E – Mineral horizon, used in the U.S. (but not the Canadian) Soil Classification System, in which the main feature is loss of clay, Fe and Al oxides, or both, leaving a combination of sand and silt particles of quartz (or other resistant material)

Other Lower-Case Designations (in mineral horizon)

b - buried soil horizon

c - cemented irreversibly

ss – presence of several (more than two) slickensides.

v – horizon affected by agrillipedoturbation as manifested by disruption and mixing caused by shrinking and swelling of soil mass.  

Formation of Various Soil Horizons

Click on the image to view an slide show of soil profile development over time.
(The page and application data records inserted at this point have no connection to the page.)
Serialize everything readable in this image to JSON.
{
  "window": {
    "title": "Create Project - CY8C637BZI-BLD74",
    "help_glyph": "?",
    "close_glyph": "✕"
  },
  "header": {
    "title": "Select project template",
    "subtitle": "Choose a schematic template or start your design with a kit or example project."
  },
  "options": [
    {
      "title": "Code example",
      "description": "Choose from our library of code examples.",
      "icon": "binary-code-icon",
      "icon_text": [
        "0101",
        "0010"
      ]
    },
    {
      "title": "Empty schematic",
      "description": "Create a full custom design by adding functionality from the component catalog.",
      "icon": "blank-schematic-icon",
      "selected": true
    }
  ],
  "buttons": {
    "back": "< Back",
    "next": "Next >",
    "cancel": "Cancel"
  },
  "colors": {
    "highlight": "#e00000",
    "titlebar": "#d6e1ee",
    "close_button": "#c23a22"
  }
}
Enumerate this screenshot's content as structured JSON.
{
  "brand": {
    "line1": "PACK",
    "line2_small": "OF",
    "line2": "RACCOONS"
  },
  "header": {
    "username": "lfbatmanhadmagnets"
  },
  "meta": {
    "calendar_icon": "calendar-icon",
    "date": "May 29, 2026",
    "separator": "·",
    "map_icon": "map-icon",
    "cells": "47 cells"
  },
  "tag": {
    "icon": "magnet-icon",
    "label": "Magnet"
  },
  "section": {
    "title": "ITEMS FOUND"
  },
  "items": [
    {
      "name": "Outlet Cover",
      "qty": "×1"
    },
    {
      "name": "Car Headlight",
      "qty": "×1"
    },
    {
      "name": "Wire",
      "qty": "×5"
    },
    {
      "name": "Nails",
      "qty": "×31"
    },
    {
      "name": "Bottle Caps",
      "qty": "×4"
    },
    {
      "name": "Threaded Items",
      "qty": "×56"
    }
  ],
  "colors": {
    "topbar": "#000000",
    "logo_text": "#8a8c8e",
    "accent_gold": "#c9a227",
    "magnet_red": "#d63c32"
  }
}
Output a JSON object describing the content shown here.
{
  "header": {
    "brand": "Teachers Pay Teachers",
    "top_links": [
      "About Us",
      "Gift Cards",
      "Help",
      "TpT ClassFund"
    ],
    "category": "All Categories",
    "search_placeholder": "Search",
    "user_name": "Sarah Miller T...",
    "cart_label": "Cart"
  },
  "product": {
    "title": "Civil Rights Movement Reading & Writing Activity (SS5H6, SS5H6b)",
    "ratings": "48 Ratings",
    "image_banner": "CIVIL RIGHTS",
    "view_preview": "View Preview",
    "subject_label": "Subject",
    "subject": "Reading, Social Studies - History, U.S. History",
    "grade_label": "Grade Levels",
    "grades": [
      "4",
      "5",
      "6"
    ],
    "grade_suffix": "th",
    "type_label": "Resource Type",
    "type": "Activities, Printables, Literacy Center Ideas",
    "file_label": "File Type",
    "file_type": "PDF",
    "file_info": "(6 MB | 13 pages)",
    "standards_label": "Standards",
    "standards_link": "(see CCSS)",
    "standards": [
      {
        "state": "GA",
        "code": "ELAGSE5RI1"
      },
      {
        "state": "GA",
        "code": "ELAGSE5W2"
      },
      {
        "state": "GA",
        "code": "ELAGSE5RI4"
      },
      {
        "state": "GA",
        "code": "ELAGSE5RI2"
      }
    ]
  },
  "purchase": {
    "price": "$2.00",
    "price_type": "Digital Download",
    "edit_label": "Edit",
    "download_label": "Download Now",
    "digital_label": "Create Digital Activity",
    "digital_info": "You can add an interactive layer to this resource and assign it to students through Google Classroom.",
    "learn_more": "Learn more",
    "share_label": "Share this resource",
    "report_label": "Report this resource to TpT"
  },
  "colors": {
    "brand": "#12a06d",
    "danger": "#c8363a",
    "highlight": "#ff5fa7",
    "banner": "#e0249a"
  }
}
Canadian System of Soil Classification (3rd edition)



3.2 Forest humus forms  

The physical activity of worms and/or arthropods near the bottom of organic layers in the soil profile leads to mixing of organic and mineral material. This results in the formation of an Ah horizon and may prevent formation of an H (or in some cases both F and H) horizon. Organic matter accumulation is inversely related to decomposition rate. Factors such as abundance and activity of soil organisms tend to produce a characteristic organic profile morphology or “forest humus form”. Forest humus form classification is based on the sequence, properties, and inferred origin of organic horizons (usually just the H horizon) and the Ah horizon (if one is present). Several systems of forest humus classification have been proposed, often causing confusion by adopting and redefining established terminology. Despite the differences, all these classification systems tend to put forest humus forms into three broad categories:

(1) mull, 

(2) moder (or called “duff mull” in the U.S.), and

(3) mor.  

Forest Humus Forms: Examples of mor, moder and mull forest humus forms
Image Source: : Centre for Teaching, Learning and Technology, UBC

One of the systems commonly used in Canada is that of Bernier (Descriptive outline of forest humus-form classification. Proceeding 7th Meeting National Soil Survey Committee of Canada , Edmonton , 1968). Major taxa in the system may be distinguished by using the table below, in which + signifies present, - signifies absent, and ± signifies either present or absent.





Properties of Ah, if Ah is present

Major taxa



Clay-humus complex

Transition to overlying horizon

Faunal origin






+ (lumbricid worms, other   animals)





Not abrupt

+ (arthropods)





Very abrupt


The “new BC system” of forest humus form classification was proposed by Green et al. (1993) as a modification of the system by Klinka et al. (1981). In the taxonomic hierarchy of the new system, two levels are recognized: orders (mull, moder, and mor are differentiated by the type of F horizon and the relative prominence of Ah horizon) and groups (16 groups of this system reflect differences in the nature and rate of decomposition processes).

BC Ministry of Forests
Field Manual for Describing Terrestrial Ecosystems (1999), Land Management Handbook 25
  • The system proposed by Green et al. (1993) can be found at the web page  as a part of the Field Manual for Describing Terrestrial Ecosystems (1999), Land Management Handbook 25, produced by the BC Min. of Forests.  


Faculty of Land and Food Systems